When it comes to politics and policy, money matters. In an overwhelming majority of national governance systems, money is power — how and where money is spent all results in tangible or negligible outcomes.
Citizens around the world are all too aware of the central role of money in government during elections and in lobbyists’ ability to influence policy, but what about the far more mundane ways money is used in government daily — to buy the goods and services that bring policy from the paper to the pavement.
In this post, we explore the importance of government procurement and its effect on policy implementation. We offer this to highlight why the first product in our software ecosystem, MICRO™, is a procurement solution, and how improving procurement will help governments transform into high-performing entities.
Society relies on government to draft and implement policy that results in access to timely, affordable, quality public services. After policymakers craft a policy, and it gets approved, they hand it over to a separate department or jurisdiction for implementation. Policies are full of timetables, public hearings and requirements. Many policies require the department in charge to spend X% of their budget with suppliers and contractors that meet special categorizations (e.g. women-owned, majority minority-owned, local, LEED-certified, etc). Additionally, policies require that X% of the budget is spent by specific dates to ensure the implementation is on schedule.
The agency responsible for managing the implementation and the associated budget must adhere to the policy requirements and timelines or face penalties and irate citizens at public hearing.
Most times, the government agencies in charge of implementation do an incredible job of translating policy into action, yet their ability to make great decisions, beat deadlines and “show their work” is impeded by overly complicated processes, especially procurement ones.
Governments are the biggest purchasers in the world, spending over 15% of their countries’ GDPs in public expenditures. Still, they have outdated, complex and slow procurement procedures that require manual implementation by a highly-specialized workforce. When government agencies are handed policies to implement, many times they are racing against the clock. Think of the various natural disasters government agencies are tasked with managing aide response. If it takes a week to complete a purchase order of tents, water, MREs or gas stoves, that is one week that survivors of a natural disaster go without vital supplies needed for survival.

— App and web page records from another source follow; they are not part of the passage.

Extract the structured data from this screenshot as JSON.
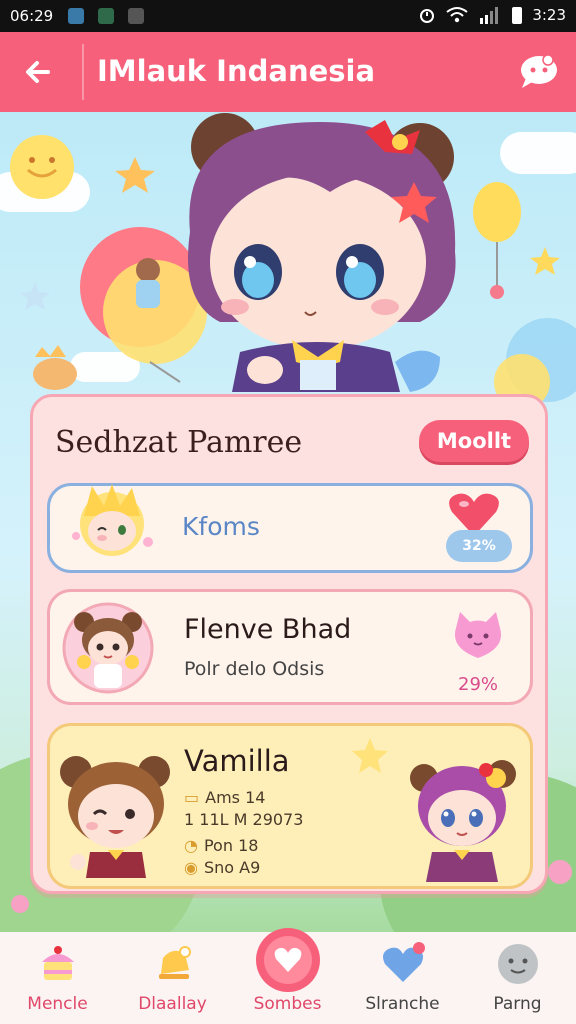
{
  "status_bar": {
    "time": "06:29",
    "clock": "3:23",
    "icons": [
      "gallery-notification-icon",
      "android-notification-icon",
      "sync-notification-icon",
      "alarm-icon",
      "wifi-icon",
      "signal-icon",
      "battery-icon"
    ]
  },
  "app_bar": {
    "title": "IMlauk Indanesia",
    "back_icon": "arrow-left-icon",
    "action_icon": "chat-bubble-icon"
  },
  "panel": {
    "title": "Sedhzat Pamree",
    "action_label": "Moollt",
    "rows": [
      {
        "name": "Kfoms",
        "badge": "32%"
      },
      {
        "name": "Flenve Bhad",
        "subtitle": "Polr delo Odsis",
        "percent": "29%"
      },
      {
        "name": "Vamilla",
        "lines": [
          "Ams 14",
          "1 11L M 29073",
          "Pon 18",
          "Sno A9"
        ]
      }
    ]
  },
  "bottom_nav": {
    "items": [
      {
        "label": "Mencle",
        "color": "#e0476a"
      },
      {
        "label": "Dlaallay",
        "color": "#e0476a"
      },
      {
        "label": "Sombes",
        "color": "#e0476a"
      },
      {
        "label": "Slranche",
        "color": "#444444"
      },
      {
        "label": "Parng",
        "color": "#444444"
      }
    ]
  },
  "colors": {
    "accent": "#f6607a",
    "panel_bg": "#fde1e1",
    "row1_border": "#8ab0e0",
    "row3_bg": "#feefb8"
  }
}
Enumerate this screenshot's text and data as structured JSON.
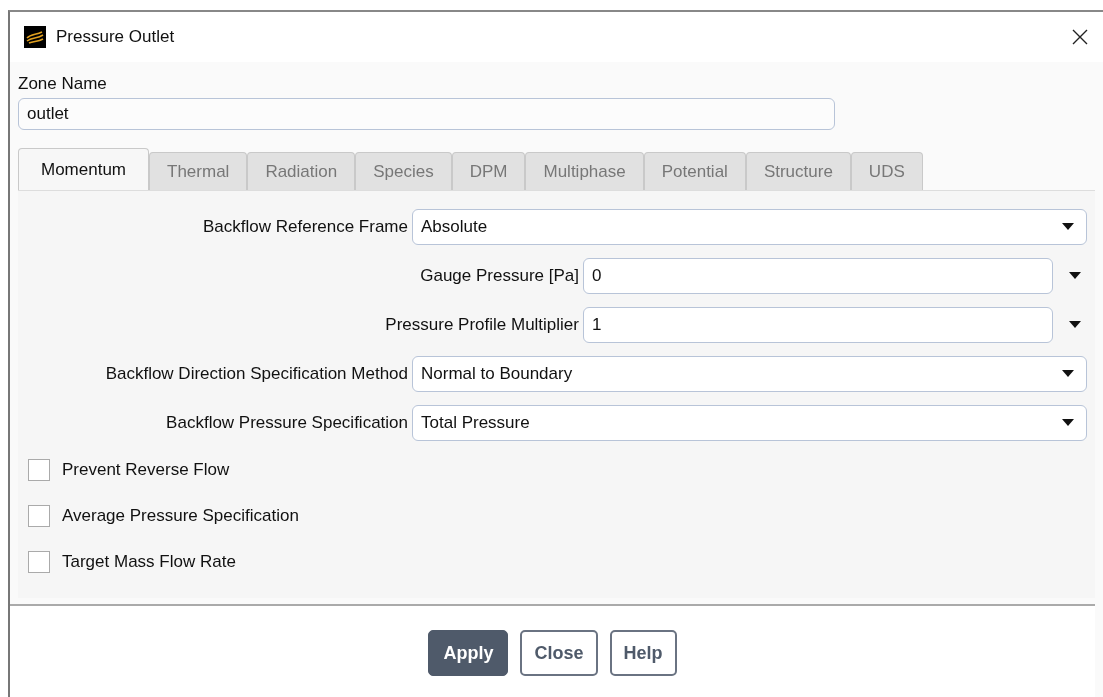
{
  "window": {
    "title": "Pressure Outlet"
  },
  "zone_name": {
    "label": "Zone Name",
    "value": "outlet"
  },
  "tabs": [
    {
      "label": "Momentum",
      "selected": true
    },
    {
      "label": "Thermal",
      "selected": false
    },
    {
      "label": "Radiation",
      "selected": false
    },
    {
      "label": "Species",
      "selected": false
    },
    {
      "label": "DPM",
      "selected": false
    },
    {
      "label": "Multiphase",
      "selected": false
    },
    {
      "label": "Potential",
      "selected": false
    },
    {
      "label": "Structure",
      "selected": false
    },
    {
      "label": "UDS",
      "selected": false
    }
  ],
  "fields": [
    {
      "kind": "dropdown",
      "label": "Backflow Reference Frame",
      "value": "Absolute"
    },
    {
      "kind": "expression",
      "label": "Gauge Pressure [Pa]",
      "value": "0"
    },
    {
      "kind": "expression",
      "label": "Pressure Profile Multiplier",
      "value": "1"
    },
    {
      "kind": "dropdown",
      "label": "Backflow Direction Specification Method",
      "value": "Normal to Boundary"
    },
    {
      "kind": "dropdown",
      "label": "Backflow Pressure Specification",
      "value": "Total Pressure"
    }
  ],
  "checkboxes": [
    {
      "label": "Prevent Reverse Flow",
      "checked": false
    },
    {
      "label": "Average Pressure Specification",
      "checked": false
    },
    {
      "label": "Target Mass Flow Rate",
      "checked": false
    }
  ],
  "buttons": [
    {
      "label": "Apply",
      "kind": "primary"
    },
    {
      "label": "Close",
      "kind": "secondary"
    },
    {
      "label": "Help",
      "kind": "secondary"
    }
  ]
}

Policy implementation relies on procurement processes, and currently, government procurement processes are overly complicated. The slow purchasing and decision-making processes result in even the simplest of policy implementations being delayed while taxpayer’s’ ability to see how their dollars are spent remain opaque.
Successful policy implementation depends heavily on government’s’ ability to get all the resources needed for timely implementation, analysis of the quality and variety of resources available, the sorting and vetting of available resources, and the final selection of what we call “public best value” on behalf of taxpayers. Needless to say, it is a daunting task.

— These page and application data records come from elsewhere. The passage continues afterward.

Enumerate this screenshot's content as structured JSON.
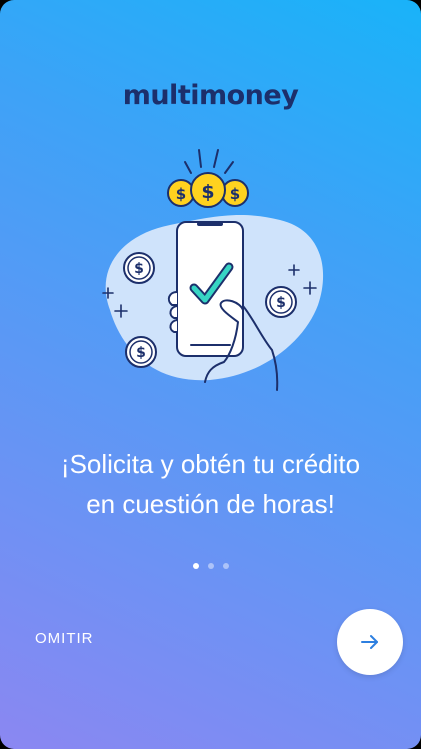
{
  "brand": {
    "logo_text": "multimoney",
    "logo_color": "#1c2f6b"
  },
  "illustration": {
    "icon_name": "phone-approval-coins-illustration"
  },
  "headline": {
    "line1": "¡Solicita y obtén tu crédito",
    "line2": "en cuestión de horas!"
  },
  "pager": {
    "total": 3,
    "active_index": 0
  },
  "actions": {
    "skip_label": "OMITIR",
    "next_icon": "arrow-right-icon"
  },
  "colors": {
    "gradient_top": "#19b3f9",
    "gradient_bottom": "#8b87f2",
    "accent": "#2d7fe0",
    "coin": "#ffd21f"
  }
}
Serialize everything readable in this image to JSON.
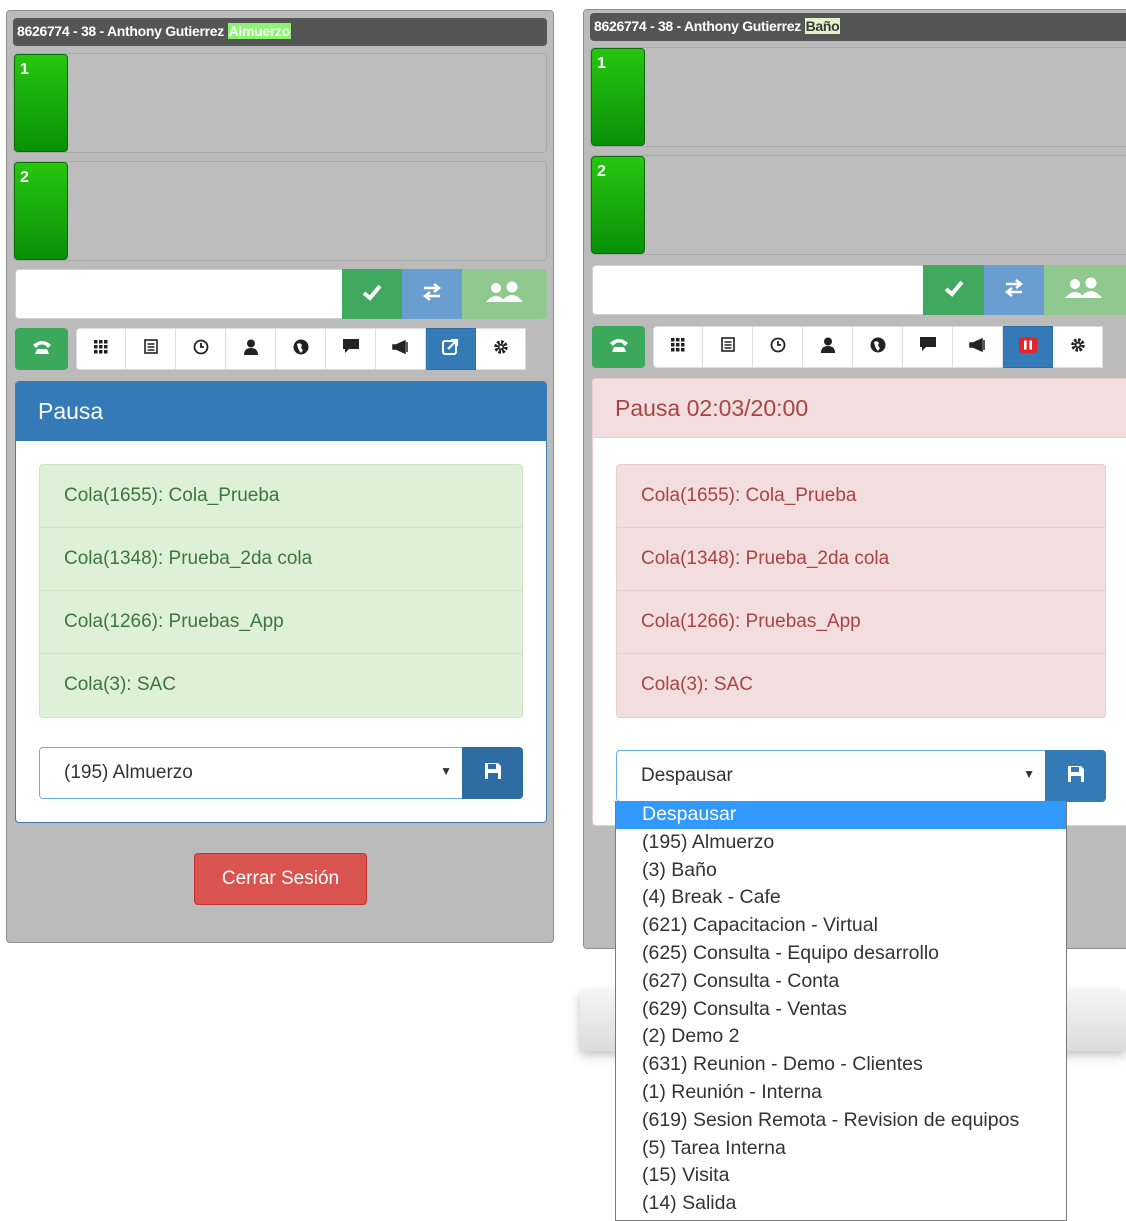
{
  "left": {
    "agent_info": "8626774 - 38 - Anthony Gutierrez",
    "status_tag": "Almuerzo",
    "lines": [
      "1",
      "2"
    ],
    "pause_title": "Pausa",
    "queues": [
      "Cola(1655): Cola_Prueba",
      "Cola(1348): Prueba_2da cola",
      "Cola(1266): Pruebas_App",
      "Cola(3): SAC"
    ],
    "select_value": "(195) Almuerzo",
    "logout_label": "Cerrar Sesión"
  },
  "right": {
    "agent_info": "8626774 - 38 - Anthony Gutierrez",
    "status_tag": "Baño",
    "lines": [
      "1",
      "2"
    ],
    "pause_title": "Pausa 02:03/20:00",
    "queues": [
      "Cola(1655): Cola_Prueba",
      "Cola(1348): Prueba_2da cola",
      "Cola(1266): Pruebas_App",
      "Cola(3): SAC"
    ],
    "select_value": "Despausar",
    "options": [
      "Despausar",
      "(195) Almuerzo",
      "(3) Baño",
      "(4) Break - Cafe",
      "(621) Capacitacion - Virtual",
      "(625) Consulta - Equipo desarrollo",
      "(627) Consulta - Conta",
      "(629) Consulta - Ventas",
      "(2) Demo 2",
      "(631) Reunion - Demo - Clientes",
      "(1) Reunión - Interna",
      "(619) Sesion Remota - Revision de equipos",
      "(5) Tarea Interna",
      "(15) Visita",
      "(14) Salida"
    ]
  },
  "icons": [
    "phone-icon",
    "keypad-icon",
    "list-icon",
    "clock-icon",
    "user-icon",
    "globe-icon",
    "chat-icon",
    "megaphone-icon",
    "logout-icon",
    "gear-icon",
    "pause-icon",
    "check-icon",
    "transfer-icon",
    "conference-icon",
    "save-icon"
  ],
  "colors": {
    "primary": "#337ab7",
    "success": "#5cb85c",
    "danger": "#d9534f",
    "queue_green_bg": "#dff0d8",
    "queue_red_bg": "#f2dede"
  }
}
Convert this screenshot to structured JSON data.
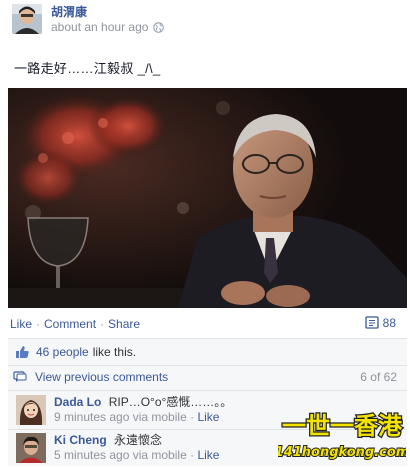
{
  "post": {
    "author": "胡渭康",
    "time": "about an hour ago",
    "privacy_icon": "globe-icon",
    "text": "一路走好……江毅叔 _/\\_"
  },
  "actions": {
    "like": "Like",
    "comment": "Comment",
    "share": "Share",
    "comment_count": "88"
  },
  "likes": {
    "count_text": "46 people",
    "suffix": "like this."
  },
  "comments_header": {
    "view_previous": "View previous comments",
    "paging": "6 of 62"
  },
  "comments": [
    {
      "name": "Dada Lo",
      "text": "RIP…O°o°感慨……。。",
      "time": "9 minutes ago via mobile",
      "like": "Like"
    },
    {
      "name": "Ki Cheng",
      "text": "永遠懷念",
      "time": "5 minutes ago via mobile",
      "like": "Like"
    }
  ],
  "watermark": {
    "title": "一世一香港",
    "site": "141hongkong.com"
  },
  "colors": {
    "link": "#3b5998",
    "muted": "#90949c",
    "ufi_bg": "#f6f7f9",
    "watermark_text": "#f3e300"
  }
}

We continue asking ourselves: Is there a better way?
At Social Glass, we are developing a software ecosystem, a family of integrated tools to simplify governments’ processes and support them in operating more efficiently, transparently and responsively. We believe that simple fixes to outdated processes will result in major improvements to policy implementation, and we are starting with public procurement.
Why start with public procurement? Because governments are the biggest decision-makers in the world, and through their purchases, determine the way we live and thrive.
The most powerful way in which they make decisions is by allocating public money behind the things they want to see implemented. That is the precise definition of public procurement — a $12 trillion industry that we aim to shake up.
Our first product, MICRO™, is a global e-commerce marketplace for fully compliant, fast, and paperless government micro-purchases (e.g. office supplies, quick professional services, emergency items), where government agencies can buy, contract or rent products and services from verified businesses as easy as the rest of society purchases goods online.
Streamlining, tracking and simplifying the procurement process will increase small and medium sized businesses’ ability to sell to government; will support public employees in making the right purchasing decision, every single time; and will increase taxpayer’s accountability over how their money gets put to work.
MICRO™ increases public worker’s ability to make fast, accurate, traceable transactions and translate policy into impact. If you are interested in learning more about MICRO™, and are a California-based government agency or supplier interested in participating in our pilot program, let’s talk!
Try MICRO™ at http://social.glass/micro.
By creating a software ecosystem, designed for public workers, we can help governments better serve society. Great governance is within reach. Social Glass is taking us there.